Nicolas Lobo’s “Napalm Stone (Bronzer Version #1)”, 2014; napalm, Play-Doh, terrazzo, spray bronzer, 20″ x 20″ x 72″ (New Art South Florida at NSU Art Museum); courtesy the artist

NSU Art Museum Fort Lauderdale
1 E. Las Olas Blvd., Fort Lauderdale; 954.525.5500; nsuartmuseum.org

Through Feb. 21
New Art South Florida
NSU Art Museum Fort Lauderdale spotlights the work of 13 South Florida artists who were recipients of the prestigious 2020 South Florida Cultural Consortium Awards, which honors artists from Miami-Dade, Broward, Palm Beach, Martin and Monroe counties.

 

María Berrío’s “Aluna,” 2017; collage with Japanese paper, 72" x 80" (Esperando Mientras la Noche Florece at Norton Museum of Art); courtesy the artist/Collection Ford Foundation
María Berrío’s “Aluna,” 2017; collage with Japanese paper, 72″ x 80″ (Esperando Mientras la Noche Florece at Norton Museum of Art); courtesy the artist/Collection Ford Foundation

Norton Museum of Art
1450 S. Dixie Hwy., West Palm Beach; 561. 832.5196; norton.org

Jan. 2–May 9
María Berrío: Esperando mientras la noche florece (Waiting for the Night to Bloom)
Norton Museum presents María Berrío’s first solo exhibition as part of its Recognition of Art by Women (RAW) series, showcasing 20 of the Colombian-born artist’s large-scale collages that reflect on issues of immigration and nature.
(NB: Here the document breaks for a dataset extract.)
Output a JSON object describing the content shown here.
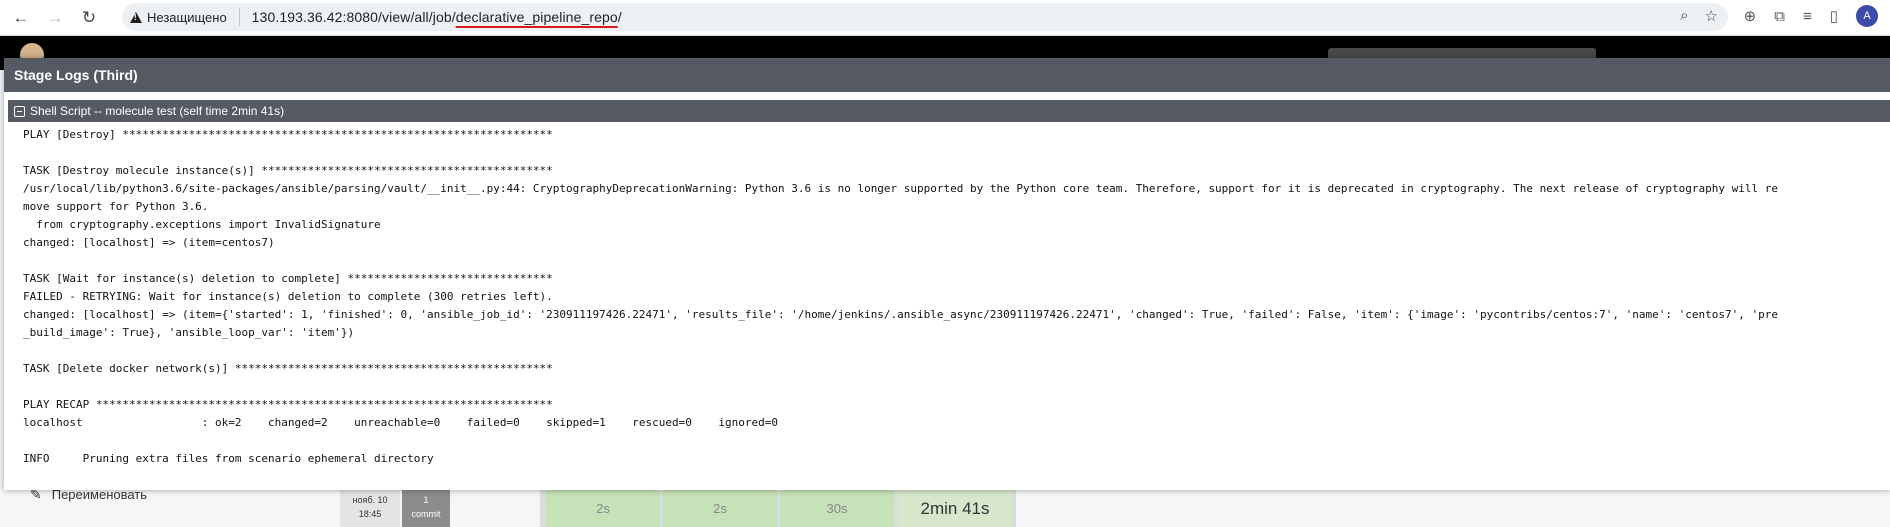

Jan. 2–May 9
Art Finds a Way
This exhibit is a curated examination from the museum’s permanent collection that references historic and personal experiences, as well as popular culture and the media, to address persistent contemporary issues of racial injustice.